His call echoes the country’s buying spree in the 1980s, when Japanese companies snapped up US real estate and overseas competitors. A revival of that strategy, but with a focus on natural resources, is pitting Japanese firms against a new generation of Chinese rivals.
According to Mergermarket, Japanese companies spent $69.5 billon on overseas assets in 2011, more than double their 2010 total but less than the record $74.2 billon of deals completed in 2008.
Mr Edano urged companies to become even bolder: “It’s not something just for the bureaucracy: it’s something I encourage the private sector to push ahead with vigorously ... We have to go on the offensive.”
Japan’s trading houses, which make the bulk of their profits from commodities, have embarked on a buying spree that has surprised Western mining and oil executives. The top five houses — Mitsubishi, Mitsui, Sumitomo, Itochu and Marubeni — are significant producers and traders of commodities including copper, iron ore, crude oil, coal, aluminium, soyabeans and liquefied natural gas.
Mitsubishi, the largest such group, took a 5 percent stake in Royal Dutch Shell’s $17 billon natural gas project in Iraq. Mitsubishi and Mitsui, its main rival, are also on opposite sides of a $6 billon battle for control of one of Chile’s most prized copper mines, which is owned by London-listed Anglo American.

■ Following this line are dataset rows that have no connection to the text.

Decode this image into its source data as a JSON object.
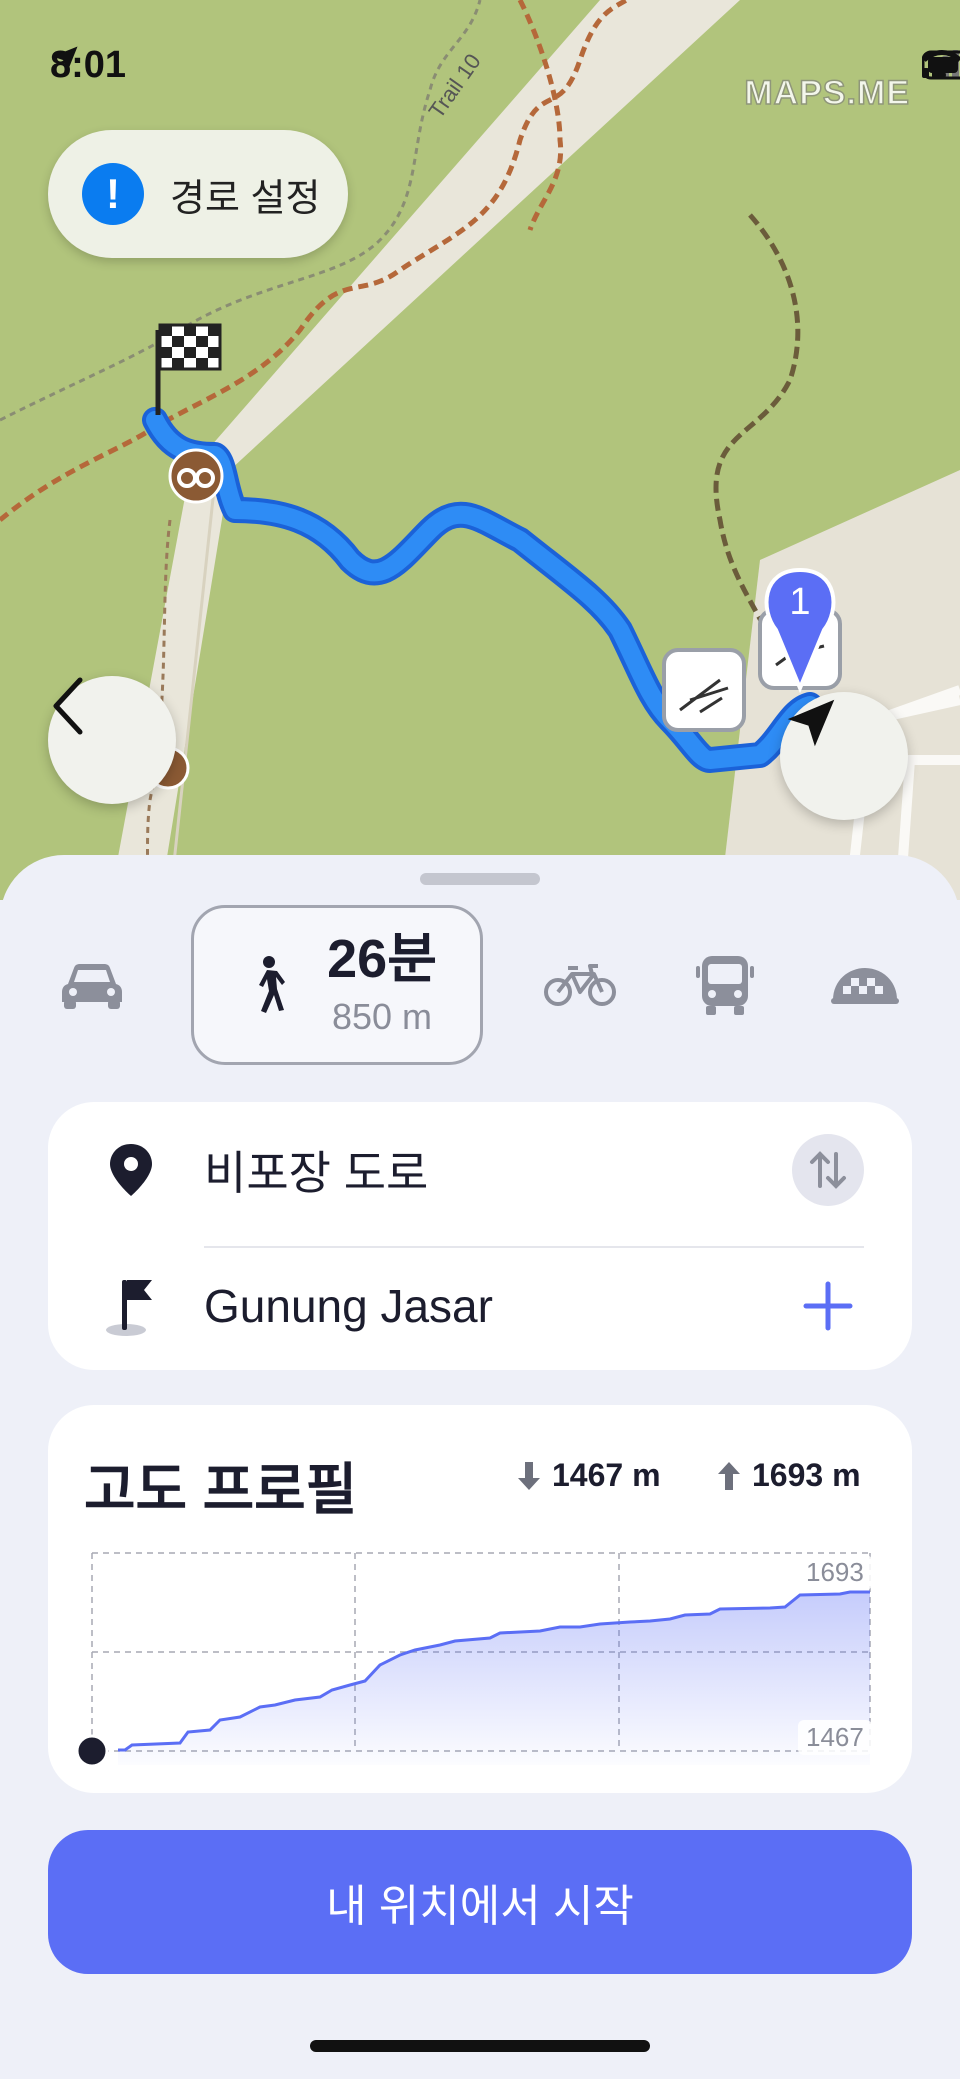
{
  "status_bar": {
    "time": "8:01",
    "location_icon": "location-arrow-icon",
    "signal_icon": "signal-icon",
    "wifi_icon": "wifi-icon",
    "battery_icon": "battery-icon"
  },
  "map": {
    "watermark": "MAPS.ME",
    "trail_label": "Trail 10",
    "route_chip": {
      "badge": "!",
      "label": "경로 설정"
    },
    "waypoint_badge": "1",
    "route_color": "#1b7ef0",
    "background_color": "#b1c47c"
  },
  "sheet": {
    "modes": [
      {
        "name": "car",
        "icon": "car-icon"
      },
      {
        "name": "walk",
        "icon": "walk-icon",
        "active": true,
        "time": "26분",
        "distance": "850 m"
      },
      {
        "name": "bike",
        "icon": "bicycle-icon"
      },
      {
        "name": "transit",
        "icon": "bus-icon"
      },
      {
        "name": "taxi",
        "icon": "taxi-icon"
      }
    ],
    "waypoints": {
      "start": {
        "label": "비포장 도로",
        "icon": "pin-icon",
        "action_icon": "swap-icon"
      },
      "finish": {
        "label": "Gunung Jasar",
        "icon": "flag-icon",
        "action_icon": "plus-icon"
      }
    },
    "elevation": {
      "title": "고도 프로필",
      "descent": "1467 m",
      "ascent": "1693 m",
      "max_label": "1693",
      "min_label": "1467"
    },
    "start_button": "내 위치에서 시작",
    "accent_color": "#5b6ef5"
  }
}
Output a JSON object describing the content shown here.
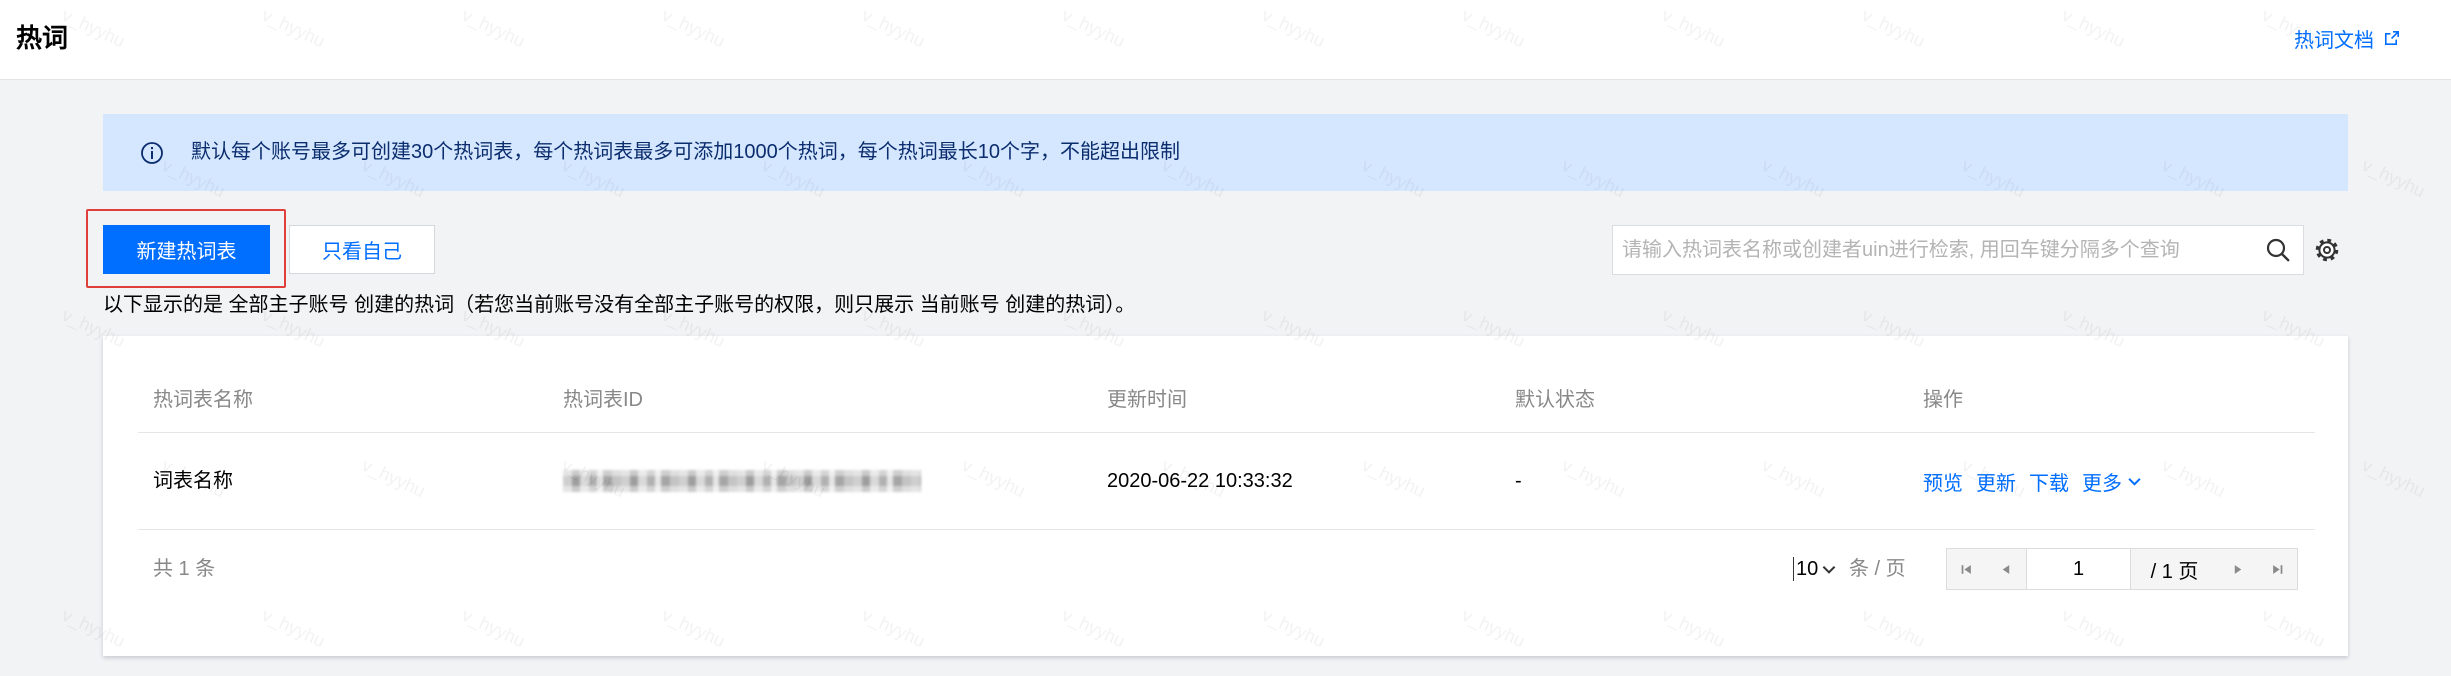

“The trading houses have been re-energised by the [Japanese] government,” said the chief executive of a London-based mining company.
Mr Edano’s ministry also intends to increase funding for state-backed investment groups, such as the Japan Oil, Gas and Metals National Corporation, and wants to enact legal changes allowing them to buy into wider variety of assets. Jogmec will have Y92.7 billon ($1.2 billon) next year to invest in resource exploration and extraction projects, almost all of them overseas, compared with Y12.1 billon last year.
Addressing concerns about job losses in Japan as businesses move their focus abroad, Mr Edano said government surveys of small and medium-sized enterprises suggested that competitiveness gains from foreign expansion eventually strengthen companies’ domestic operations.
“At first, of course, there is a loss of jobs at home. But after about five years they expand [domestic] hiring and end up employing more people than companies that don’t expand beyond Japan,” he said.
The economy minister also called for greater competition in Japan’s electricity market after the nuclear crisis at the Fukushima Daiichi nuclear plant.
Mr Edano said he hoped for an early launch of full negotiations on a long-awaited trade agreement with the European Union.